New FlyQ Insight app brings augmented reality to the cockpit
Technology companies will spend millions of dollars trying to develop the next big thing in the tech space that they hope will change the world. Apple placed a huge bet on the touchscreen phone concept and succeeded big time with the iPhone. These gambles can just as easily be a bust – think 3D televisions or Google Glass.
There’s a big push right now in the video, entertainment and consumer electronics industry to expand the adoption of virtual reality (VR), but its growth is not setting any records. Part of the issue is that the hardware and headsets are expensive, and they can be a bit awkward to use. There are less expensive options to turn your phone into a VR headset with basic headwear accessories, but this doesn’t quite deliver the experience that the VR content creators originally had in mind.
You won’t find any Apple VR products on the market, but instead, their recent focus has been on Augmented Reality (AR). This allows you to use the iPhone or iPad you already own, along with the integrated camera, and insert software-driven features and graphics to enhance the view around you. For example, MLB recently demoed a concept that allows you to point your phone a live baseball game, and see the names and stats of the players on the field.
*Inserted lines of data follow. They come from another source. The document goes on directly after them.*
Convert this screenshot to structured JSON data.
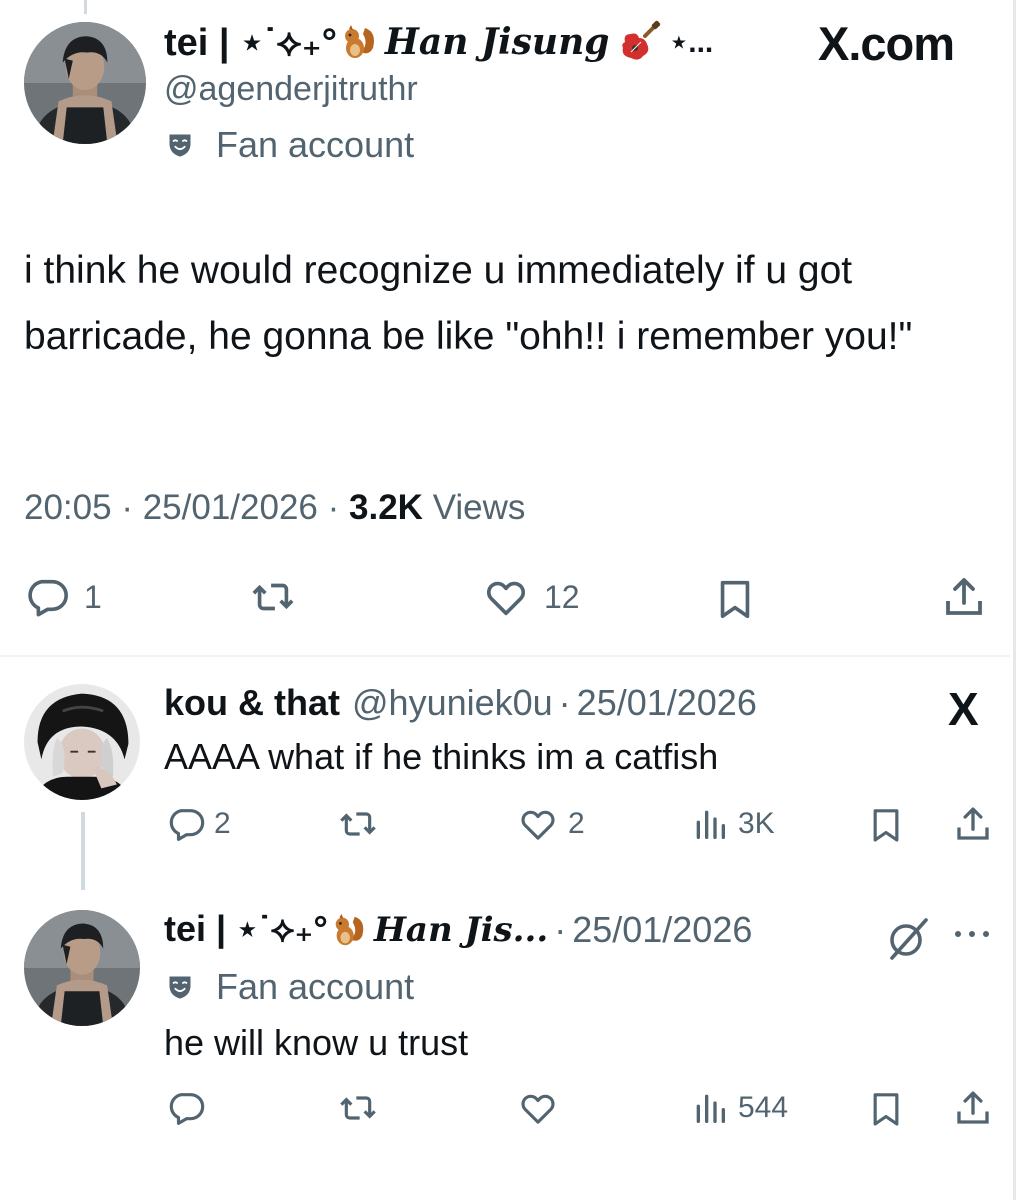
{
  "main_tweet": {
    "display_name_prefix": "tei | ⋆˙⟡₊°",
    "display_name_script": "Han Jisung",
    "display_name_suffix": "⋆...",
    "handle": "@agenderjitruthr",
    "label": "Fan account",
    "source_watermark": "X.com",
    "text": "i think he would recognize u immediately if u got barricade, he gonna be like \"ohh!! i remember you!\"",
    "time": "20:05",
    "date": "25/01/2026",
    "views_count": "3.2K",
    "views_label": "Views",
    "separator": "·",
    "replies": "1",
    "likes": "12"
  },
  "replies": [
    {
      "display_name": "kou & that",
      "handle": "@hyuniek0u",
      "separator": "·",
      "date": "25/01/2026",
      "text": "AAAA what if he thinks im a catfish",
      "replies": "2",
      "likes": "2",
      "views": "3K"
    },
    {
      "display_name_prefix": "tei | ⋆˙⟡₊°",
      "display_name_script": "Han Jis...",
      "separator": "·",
      "date": "25/01/2026",
      "label": "Fan account",
      "text": "he will know u trust",
      "views": "544"
    }
  ],
  "icons": [
    "reply-icon",
    "retweet-icon",
    "like-icon",
    "bookmark-icon",
    "share-icon",
    "views-icon",
    "grok-icon",
    "more-icon",
    "fan-account-icon",
    "x-logo-icon",
    "squirrel-emoji",
    "guitar-emoji"
  ],
  "colors": {
    "text": "#0f1419",
    "secondary": "#536471",
    "divider": "#eff3f4",
    "thread": "#cfd9de"
  }
}
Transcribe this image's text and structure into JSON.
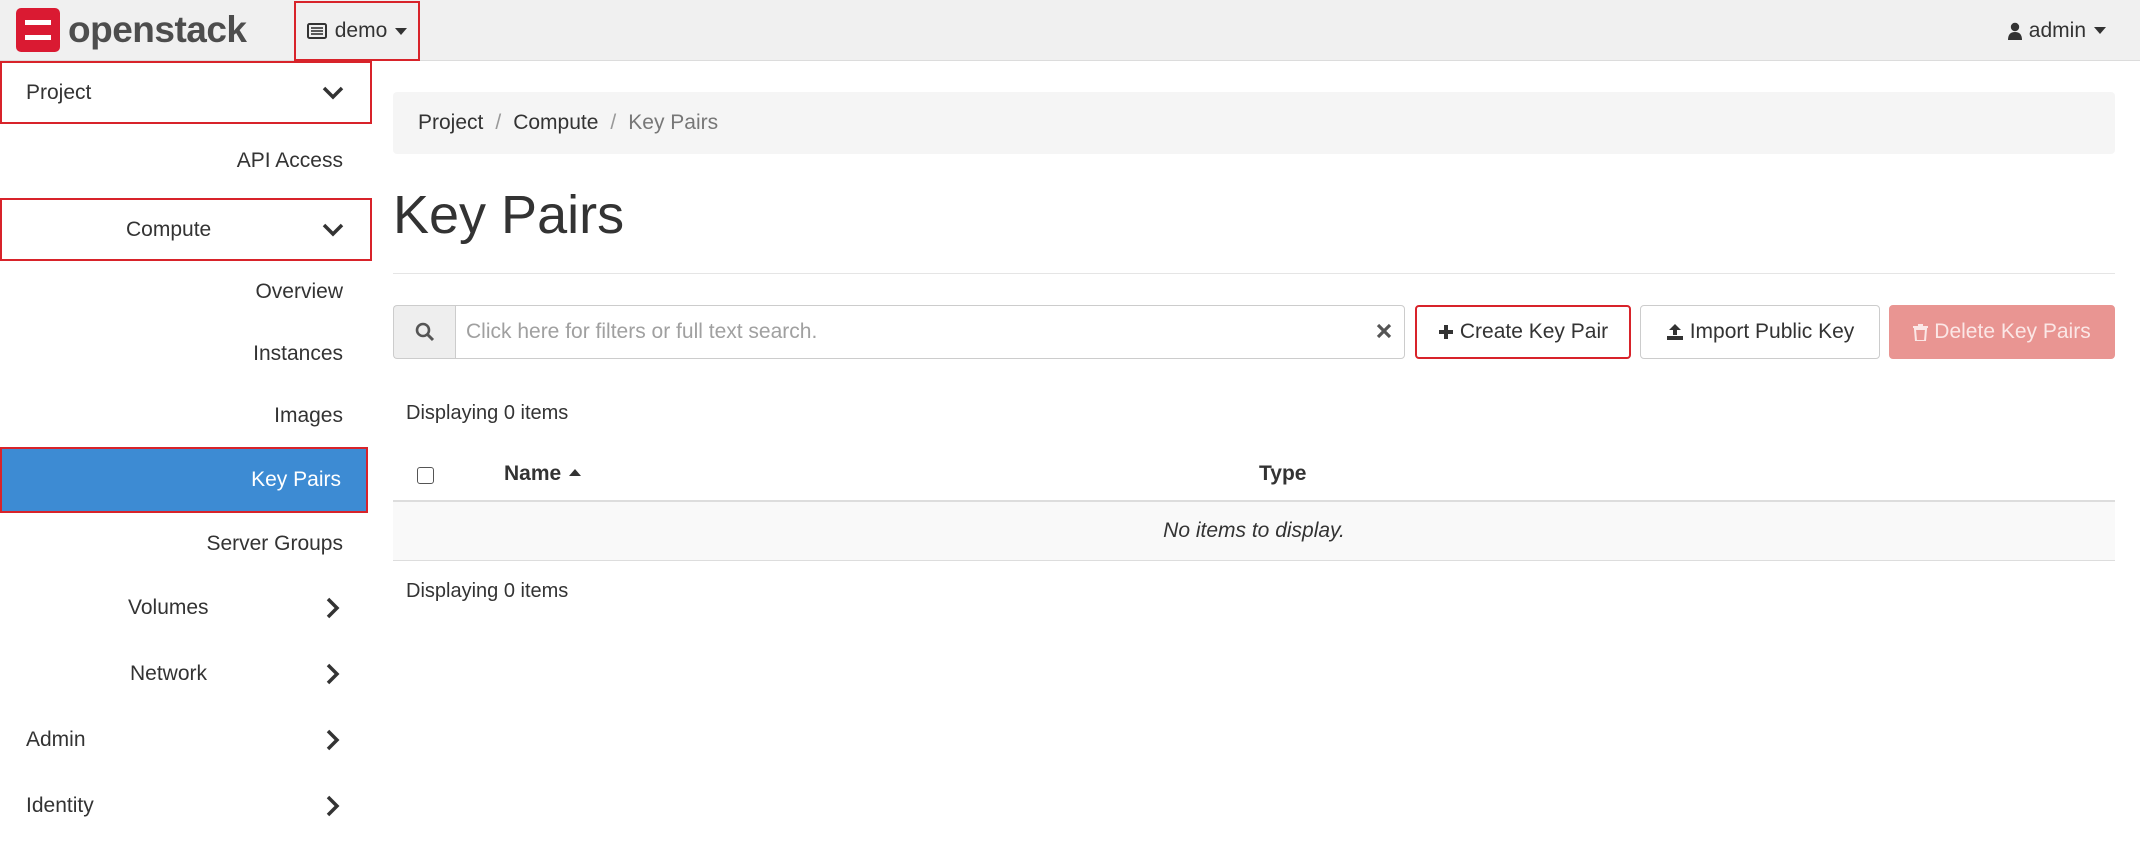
{
  "brand": {
    "name": "openstack",
    "accent_color": "#da1a32"
  },
  "header": {
    "project_switcher": {
      "label": "demo",
      "icon": "project-list-icon"
    },
    "user_menu": {
      "label": "admin",
      "icon": "user-icon"
    }
  },
  "sidebar": {
    "project": {
      "label": "Project",
      "expanded": true
    },
    "api_access": {
      "label": "API Access"
    },
    "compute": {
      "label": "Compute",
      "expanded": true
    },
    "overview": {
      "label": "Overview"
    },
    "instances": {
      "label": "Instances"
    },
    "images": {
      "label": "Images"
    },
    "key_pairs": {
      "label": "Key Pairs",
      "active": true,
      "active_color": "#3d8bd3"
    },
    "server_groups": {
      "label": "Server Groups"
    },
    "volumes": {
      "label": "Volumes",
      "expanded": false
    },
    "network": {
      "label": "Network",
      "expanded": false
    },
    "admin": {
      "label": "Admin",
      "expanded": false
    },
    "identity": {
      "label": "Identity",
      "expanded": false
    }
  },
  "breadcrumb": {
    "items": [
      "Project",
      "Compute",
      "Key Pairs"
    ],
    "separator": "/"
  },
  "page": {
    "title": "Key Pairs"
  },
  "search": {
    "placeholder": "Click here for filters or full text search.",
    "value": ""
  },
  "actions": {
    "create": {
      "label": "Create Key Pair",
      "icon": "plus-icon"
    },
    "import": {
      "label": "Import Public Key",
      "icon": "upload-icon"
    },
    "delete": {
      "label": "Delete Key Pairs",
      "icon": "trash-icon",
      "disabled": true
    }
  },
  "table": {
    "count_top": "Displaying 0 items",
    "columns": [
      "Name",
      "Type"
    ],
    "sort": {
      "column": "Name",
      "direction": "ascending"
    },
    "empty_message": "No items to display.",
    "count_bottom": "Displaying 0 items"
  },
  "highlight_color": "#d8232a"
}
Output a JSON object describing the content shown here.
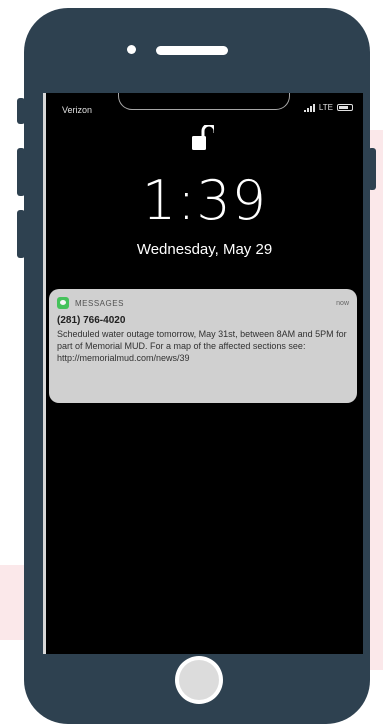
{
  "status_bar": {
    "carrier": "Verizon",
    "network": "LTE"
  },
  "lock_screen": {
    "time": "1:39",
    "date": "Wednesday, May 29",
    "lock_icon": "unlocked-padlock-icon"
  },
  "notification": {
    "app_icon": "messages-icon",
    "app_name": "MESSAGES",
    "timestamp": "now",
    "sender": "(281) 766-4020",
    "body": "Scheduled water outage tomorrow, May 31st, between 8AM and 5PM for part of Memorial MUD. For a map of the affected sections see: http://memorialmud.com/news/39"
  },
  "colors": {
    "phone_body": "#2e4150",
    "screen": "#000000",
    "notification_bg": "#d7d7d7",
    "messages_green": "#48c95e",
    "background_accent": "#fbe8ea"
  }
}
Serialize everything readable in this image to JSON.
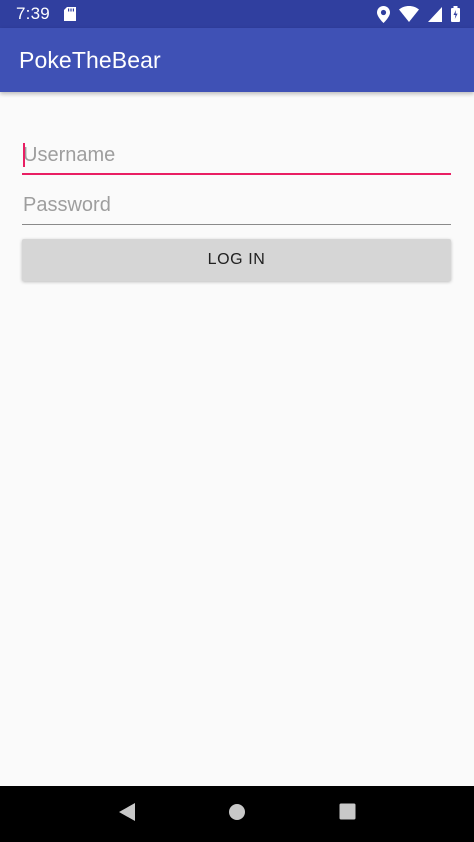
{
  "status_bar": {
    "time": "7:39",
    "icons": [
      "sd-card-icon",
      "location-icon",
      "wifi-icon",
      "battery-icon"
    ]
  },
  "app_bar": {
    "title": "PokeTheBear",
    "color": "#3f51b5",
    "status_color": "#303f9f"
  },
  "form": {
    "username": {
      "placeholder": "Username",
      "value": "",
      "focused": true
    },
    "password": {
      "placeholder": "Password",
      "value": ""
    },
    "login_label": "LOG IN",
    "accent_color": "#e91e63"
  },
  "nav_bar": {
    "icons": [
      "back-icon",
      "home-icon",
      "recents-icon"
    ]
  }
}
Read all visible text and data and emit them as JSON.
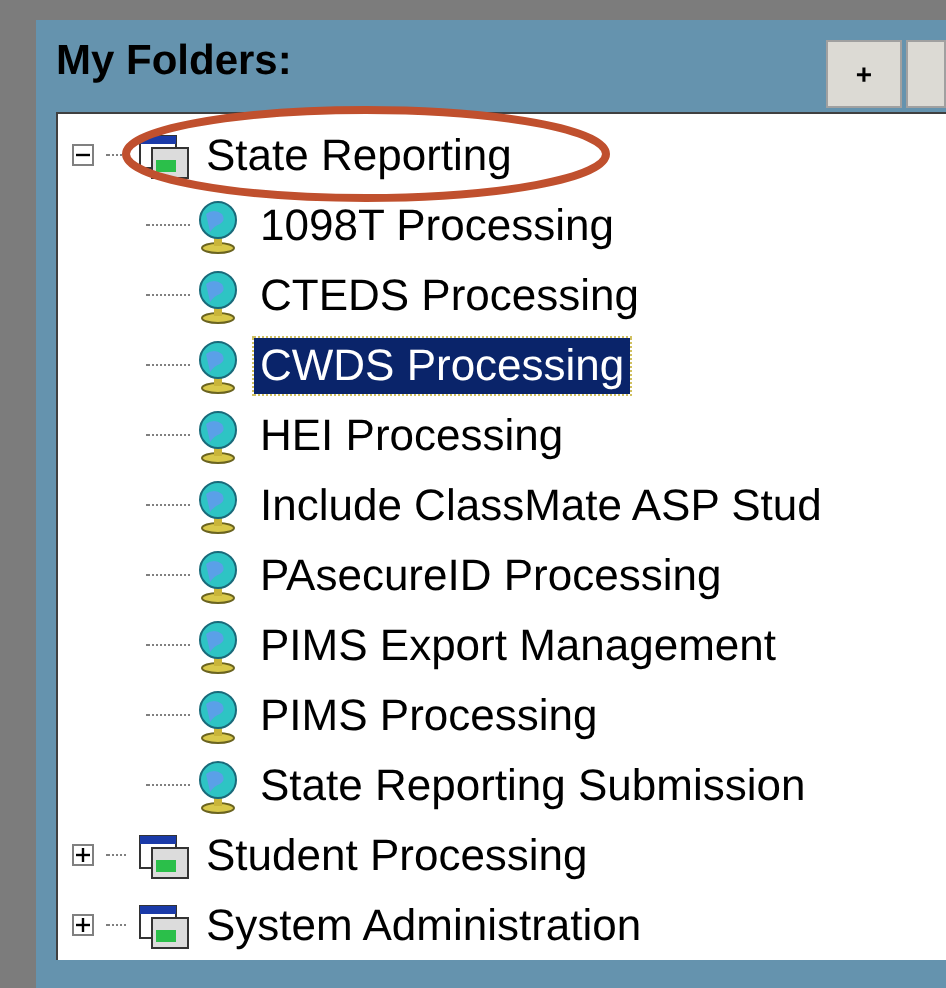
{
  "panel": {
    "title": "My Folders:",
    "buttons": [
      "+"
    ]
  },
  "tree": [
    {
      "label": "State Reporting",
      "expanded": true,
      "selected": false,
      "children": [
        {
          "label": "1098T Processing",
          "selected": false
        },
        {
          "label": "CTEDS Processing",
          "selected": false
        },
        {
          "label": "CWDS Processing",
          "selected": true
        },
        {
          "label": "HEI Processing",
          "selected": false
        },
        {
          "label": "Include ClassMate ASP Stud",
          "selected": false
        },
        {
          "label": "PAsecureID Processing",
          "selected": false
        },
        {
          "label": "PIMS Export Management",
          "selected": false
        },
        {
          "label": "PIMS Processing",
          "selected": false
        },
        {
          "label": "State Reporting Submission",
          "selected": false
        }
      ]
    },
    {
      "label": "Student Processing",
      "expanded": false,
      "selected": false
    },
    {
      "label": "System Administration",
      "expanded": false,
      "selected": false
    }
  ]
}
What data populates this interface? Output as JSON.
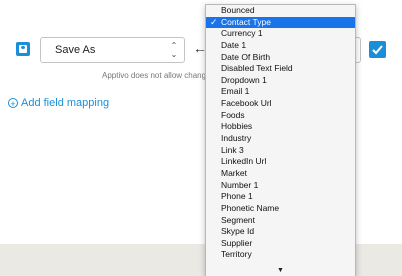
{
  "mapping_row": {
    "source_select_value": "Save As",
    "arrow_glyph": "←",
    "note": "Apptivo does not allow change"
  },
  "add_field_mapping": "Add field mapping",
  "dropdown": {
    "items": [
      "Bounced",
      "Contact Type",
      "Currency 1",
      "Date 1",
      "Date Of Birth",
      "Disabled Text Field",
      "Dropdown 1",
      "Email 1",
      "Facebook Url",
      "Foods",
      "Hobbies",
      "Industry",
      "Link 3",
      "LinkedIn Url",
      "Market",
      "Number 1",
      "Phone 1",
      "Phonetic Name",
      "Segment",
      "Skype Id",
      "Supplier",
      "Territory"
    ],
    "selected": "Contact Type",
    "check_glyph": "✓",
    "scroll_glyph": "▼"
  },
  "colors": {
    "accent": "#1a8fd8",
    "selection": "#1a73e8",
    "footer": "#ebe9e4"
  },
  "icons": [
    "contact-card-icon",
    "stepper-icon",
    "left-arrow-icon",
    "check-icon",
    "plus-circle-icon",
    "scroll-down-icon"
  ]
}
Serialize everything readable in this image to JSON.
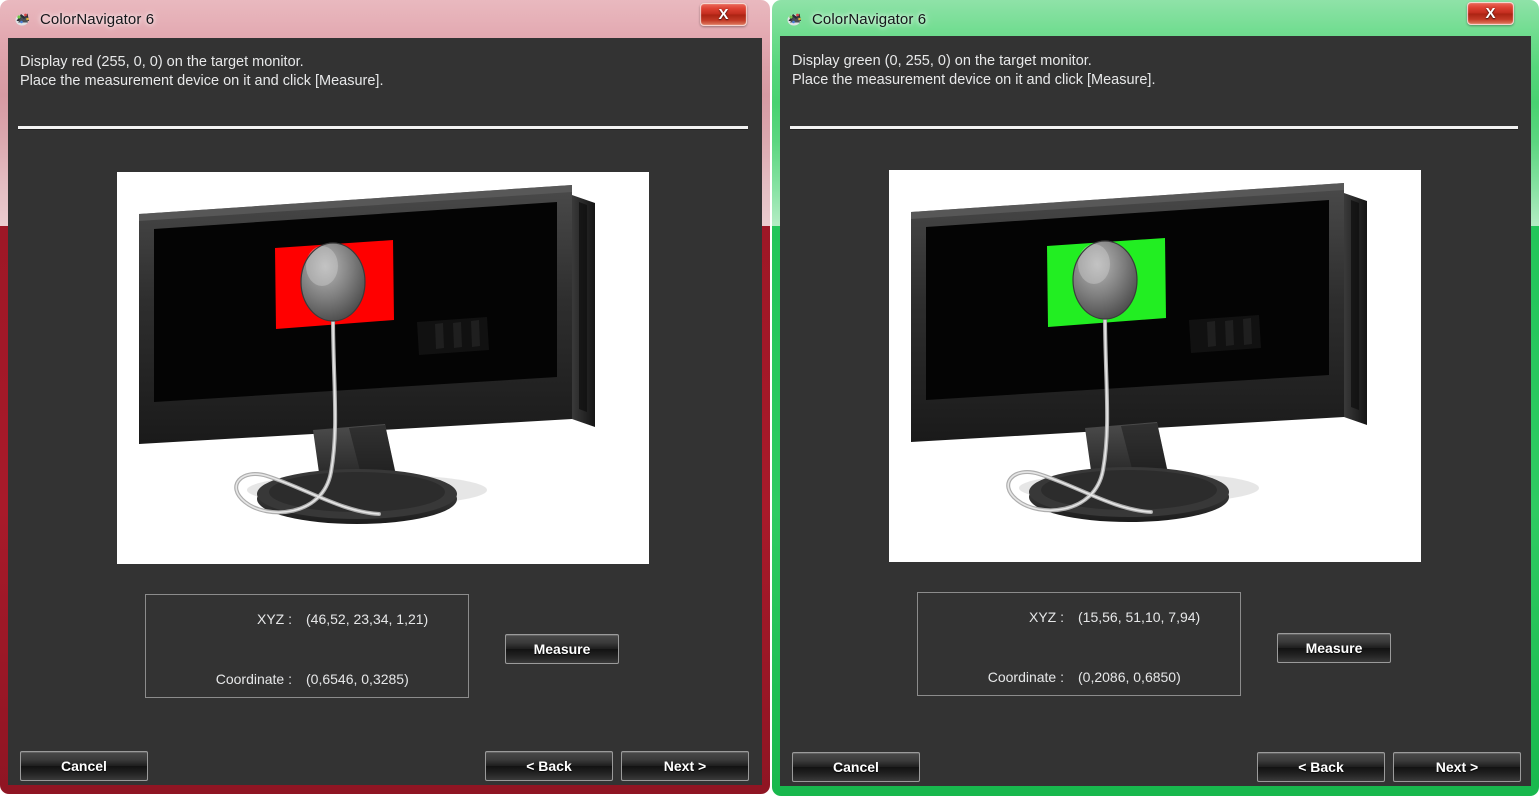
{
  "app": {
    "name": "ColorNavigator 6",
    "icon": "colornavigator-app-icon",
    "close_label": "X"
  },
  "windows": [
    {
      "id": "red-measurement-window",
      "accent_color": "#a81a2a",
      "frame_tint": "#d79aa3",
      "title": "ColorNavigator 6",
      "instruction_line1": "Display red (255, 0, 0) on the target monitor.",
      "instruction_line2": "Place the measurement device on it and click [Measure].",
      "patch_color": "#ff0000",
      "patch_name": "red-test-patch",
      "readout": {
        "xyz_label": "XYZ :",
        "xyz_value": "(46,52, 23,34, 1,21)",
        "coordinate_label": "Coordinate :",
        "coordinate_value": "(0,6546, 0,3285)"
      },
      "measure_label": "Measure",
      "cancel_label": "Cancel",
      "back_label": "< Back",
      "next_label": "Next >"
    },
    {
      "id": "green-measurement-window",
      "accent_color": "#22c55a",
      "frame_tint": "#48d271",
      "title": "ColorNavigator 6",
      "instruction_line1": "Display green (0, 255, 0) on the target monitor.",
      "instruction_line2": "Place the measurement device on it and click [Measure].",
      "patch_color": "#22ee22",
      "patch_name": "green-test-patch",
      "readout": {
        "xyz_label": "XYZ :",
        "xyz_value": "(15,56, 51,10, 7,94)",
        "coordinate_label": "Coordinate :",
        "coordinate_value": "(0,2086, 0,6850)"
      },
      "measure_label": "Measure",
      "cancel_label": "Cancel",
      "back_label": "< Back",
      "next_label": "Next >"
    }
  ]
}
This technology is already making its way into aviation too, starting with the new FlyQ Insight app. After launching the app, you can hold your iPhone or iPad up to the window and see a live view of what’s around you, with the location of nearby airports marked in their actual location on the ground.
After performing a quick calibration out the front window, the app uses your GPS location from either the iPad’s internal GPS if equipped, or a third-party GPS accessory, and the accelerometers in your device to keep the airport locations steady in place as you pan around the cockpit. You can then tap on any of the airport markers to get the full details, which would prove useful if you needed to turn towards one for a diversion. You might also find it useful to help locate an airport during hazy days or in an unfamiliar area.
There are settings to filter airports by type, including helipads and private airports, along with minimum runway lengths. The free FlyQ app is a fun app to play with on your next flight and is a great way for pilots to get a feel for the benefits of augmented reality in the airplane.
This sounds like a useful and fun app as well. In congested airport environment it could help separate and identify the correct airport before a VFR approach. An example is around Greenville/Spartanburg, SC, where there are several fields in close proximity.
I love using Fly Q for my nave and approach software app.